We often hear clients say that they feel like their body was hijacked in the face of a triggering event. They can’t think, their nervous system seems to have a mind of its own. They lose their center and their sense of self is compromised. Neuroaffective regulation practices can be key factors in returning to a secure experience of their felt-sense, a return home to safety. Neuroaffective regulation is not simply grounding: It is the fluid integration of cognitive, affective, physical and neurological systems in the direction of organization and coherence.
In this workshop we will explore verbal and non-verbal markers of systemic activation and deactivation. We will explore when bringing awareness to the body is appropriate and effective and when it reinforces adaptive strategies that hinder openness and growth.
Neuroaffective interventions engage cognitive, behavioral, emotional, neurobiological and energetic systems to help clients become more organized and alive. Interventions are bi-directional, moving from cognition to neurobiology and from neurobiology to cognition.
The skills developed in this workshop can be readily integrated within any clinical model.
At the workshop:
Part 1: In the morning we will review the underlying neurobiology of emotional reactivity using both didactic and experiential activities to identify within ourselves how it feels to consciously pass through activation-deactivation cycles.
Part 2: After lunch we will use dyadic exercises to focus on the identification of non-verbal cues and the use of non-verbal and verbal interventions.
At the end of this workshop, participants will be able to:
Differentiate between mindfulness and neuroaffective awareness;
Describe top-down and bottom-up therapeutic interventions;
Identify strategies for integrating neuroaffective practices into therapeutic process;
Identify and describe systemic activation and deactivation cycles;

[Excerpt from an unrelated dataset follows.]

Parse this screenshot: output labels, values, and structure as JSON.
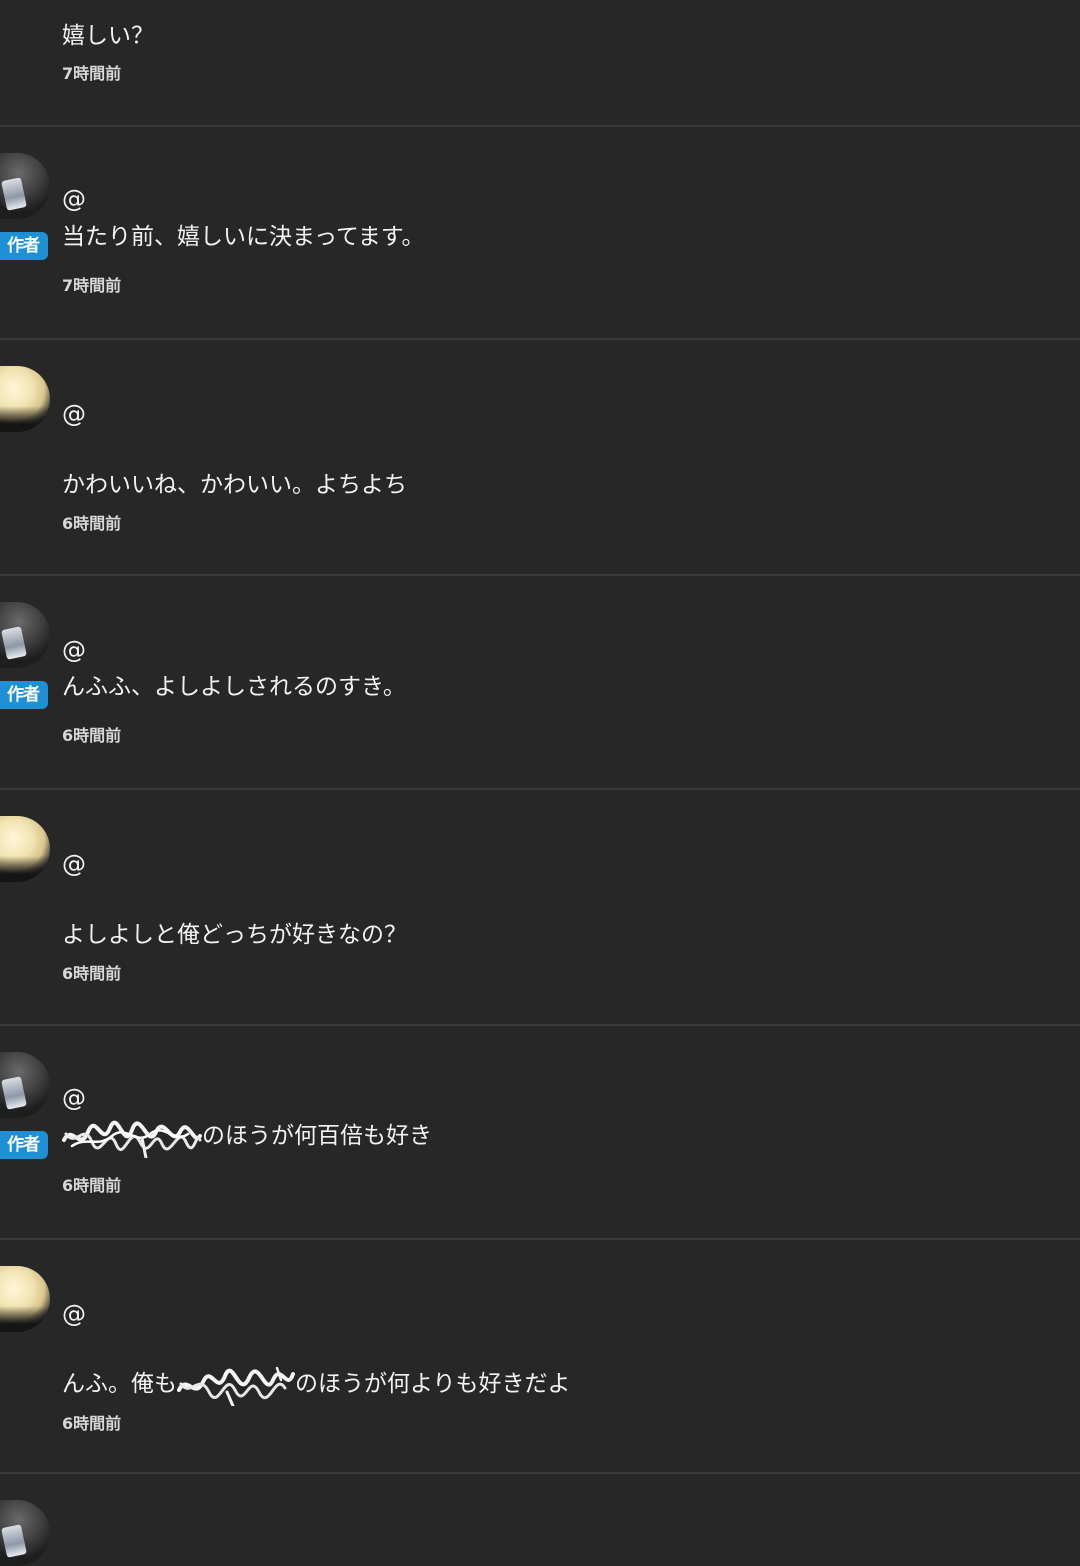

Identify and describe verbal and non-verbal indicators of emotional dysregulation;
Describe how neuroaffective practices can enhance awareness of transference-countertransference processes.